I entered the building and made my way to the hall. Along the way I met Judi White, head of the Pima County Republicans. She looked preoccupied. â€œHave you seen the numbers?â€, she asked. I had not, but the first set of numbers broadcast by the news services indicated heap big bad news for the Republicans.
Fred Ronstadt was there. He answered some questions for a camera, then proceeded to retire to the courtyard to smoke cigars with the College Republicans. I waited a while before hustling a cigar for myself. It was a corona sized Macanudo, yum! By this time, Fred was off by himself an aid trying to get through to Nina Trasoff on a cell phone to offer his congratulations. I approached him and thanked him for his eight years of service to the community. We smoked together for a few minutes, then he had to go inside to make his speech.
I lingered outside â€“ not wanting to abandon such a fine cigar â€“ and eaves-dropped on the College Republicans. They talked about politics at both the national and local levels. They all seemed happy with the lunatic behavior of the Democrat leadership at the nation level, and hoped that it continues. At one point, one of the leaders complimented the rest for their efforts. They seemed mildly disappointed, but undaunted. By the way, they were not dorks with horn-rimmed glassed, blue blazers and ties; they were regular kids complete with body piercings.
I went back inside to hear the end of Fredâ€™s speech. Kathleen Dunbar had arrived. She followed Fredâ€™s speech with one of her own. I waited around until I had a chance to thank Kathleen for her four years of service to the community, then I split for the Democrat party.
The party at Hotel Congress had spilled into the street. Karin Uhlich was outside shaking hands and posing for photographs. I managed to catch up to her and congratulated her on her victory. She thanked me for coming. I worked my way inside and congratulated Nina Trasoff on her victory. She also thanked me for coming. It was odd seeing so many jubilant Democrats â€“ youâ€™d think that Al-Qaeda had bombed the White House or something. I wandered through the crowd looking for other familiar faces, or anything of interest; but there was just a bunch of regular folks, happy and celebrating.

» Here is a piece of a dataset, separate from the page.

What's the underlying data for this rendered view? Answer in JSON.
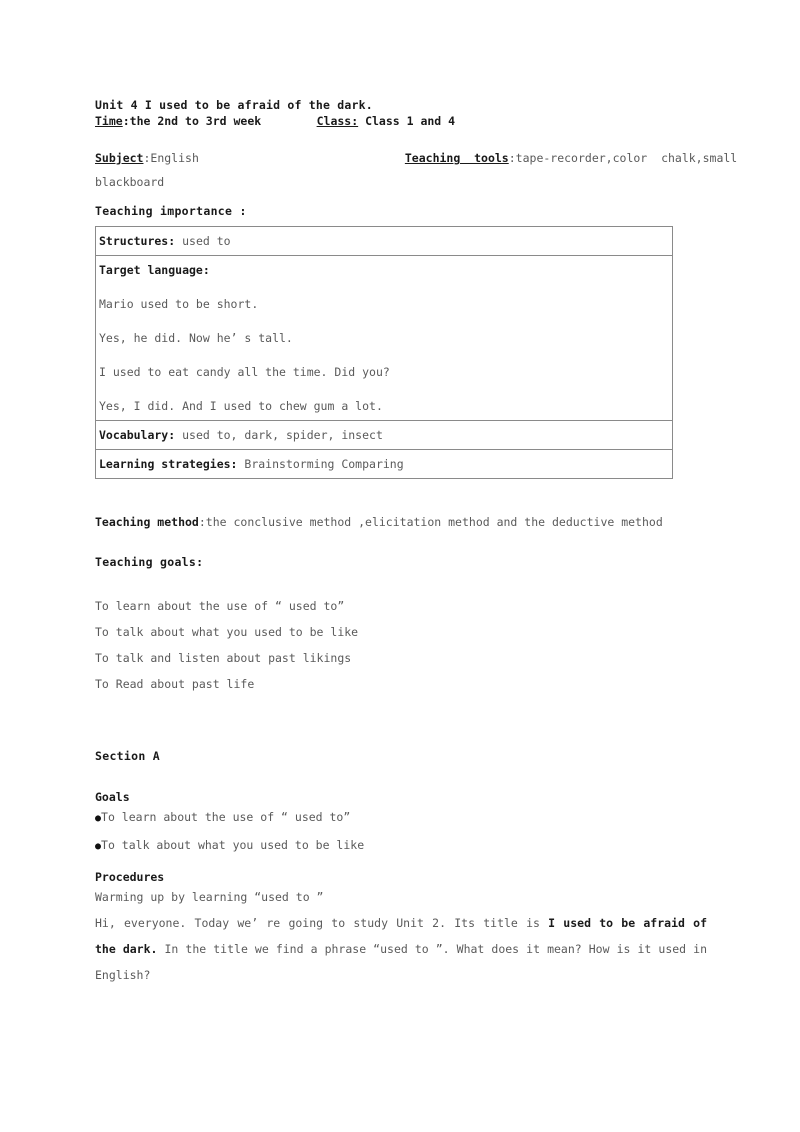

I left the party. I could still taste the Macanudo. I went over to the Crescent Smoke Shop to get another cigar. It was closed, as were the restaurants. I walked back to my truck and drove down to Broadway and turned east, dipping down under the overpass and coming up underneath the Snake Bridge â€“ more commonly known as the Bridge to Nowhere.